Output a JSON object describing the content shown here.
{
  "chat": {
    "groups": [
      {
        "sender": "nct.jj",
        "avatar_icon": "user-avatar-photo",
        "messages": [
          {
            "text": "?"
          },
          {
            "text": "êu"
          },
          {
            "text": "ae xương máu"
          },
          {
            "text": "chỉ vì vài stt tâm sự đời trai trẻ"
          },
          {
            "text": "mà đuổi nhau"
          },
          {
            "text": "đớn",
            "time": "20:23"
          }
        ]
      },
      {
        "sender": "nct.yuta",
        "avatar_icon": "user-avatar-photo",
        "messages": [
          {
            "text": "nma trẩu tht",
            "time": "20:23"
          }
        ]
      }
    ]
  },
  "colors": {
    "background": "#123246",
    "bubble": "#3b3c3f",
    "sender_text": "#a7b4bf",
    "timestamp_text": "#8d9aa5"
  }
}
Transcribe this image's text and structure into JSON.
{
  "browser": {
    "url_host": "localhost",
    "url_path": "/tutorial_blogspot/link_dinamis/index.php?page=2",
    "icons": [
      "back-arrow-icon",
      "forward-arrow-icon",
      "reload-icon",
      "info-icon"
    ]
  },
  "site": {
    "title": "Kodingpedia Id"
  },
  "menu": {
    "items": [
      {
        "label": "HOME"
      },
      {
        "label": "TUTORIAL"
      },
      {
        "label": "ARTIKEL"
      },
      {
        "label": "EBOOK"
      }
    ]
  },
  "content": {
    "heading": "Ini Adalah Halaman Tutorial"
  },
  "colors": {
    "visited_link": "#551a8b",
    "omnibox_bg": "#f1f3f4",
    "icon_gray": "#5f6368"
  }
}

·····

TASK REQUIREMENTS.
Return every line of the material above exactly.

EXERCISE ANSWER.
Output a JSON object describing the content shown here.
{
  "chat": {
    "groups": [
      {
        "sender": "nct.jj",
        "avatar_icon": "user-avatar-photo",
        "messages": [
          {
            "text": "?"
          },
          {
            "text": "êu"
          },
          {
            "text": "ae xương máu"
          },
          {
            "text": "chỉ vì vài stt tâm sự đời trai trẻ"
          },
          {
            "text": "mà đuổi nhau"
          },
          {
            "text": "đớn",
            "time": "20:23"
          }
        ]
      },
      {
        "sender": "nct.yuta",
        "avatar_icon": "user-avatar-photo",
        "messages": [
          {
            "text": "nma trẩu tht",
            "time": "20:23"
          }
        ]
      }
    ]
  },
  "colors": {
    "background": "#123246",
    "bubble": "#3b3c3f",
    "sender_text": "#a7b4bf",
    "timestamp_text": "#8d9aa5"
  }
}
Transcribe this image's text and structure into JSON.
{
  "browser": {
    "url_host": "localhost",
    "url_path": "/tutorial_blogspot/link_dinamis/index.php?page=2",
    "icons": [
      "back-arrow-icon",
      "forward-arrow-icon",
      "reload-icon",
      "info-icon"
    ]
  },
  "site": {
    "title": "Kodingpedia Id"
  },
  "menu": {
    "items": [
      {
        "label": "HOME"
      },
      {
        "label": "TUTORIAL"
      },
      {
        "label": "ARTIKEL"
      },
      {
        "label": "EBOOK"
      }
    ]
  },
  "content": {
    "heading": "Ini Adalah Halaman Tutorial"
  },
  "colors": {
    "visited_link": "#551a8b",
    "omnibox_bg": "#f1f3f4",
    "icon_gray": "#5f6368"
  }
}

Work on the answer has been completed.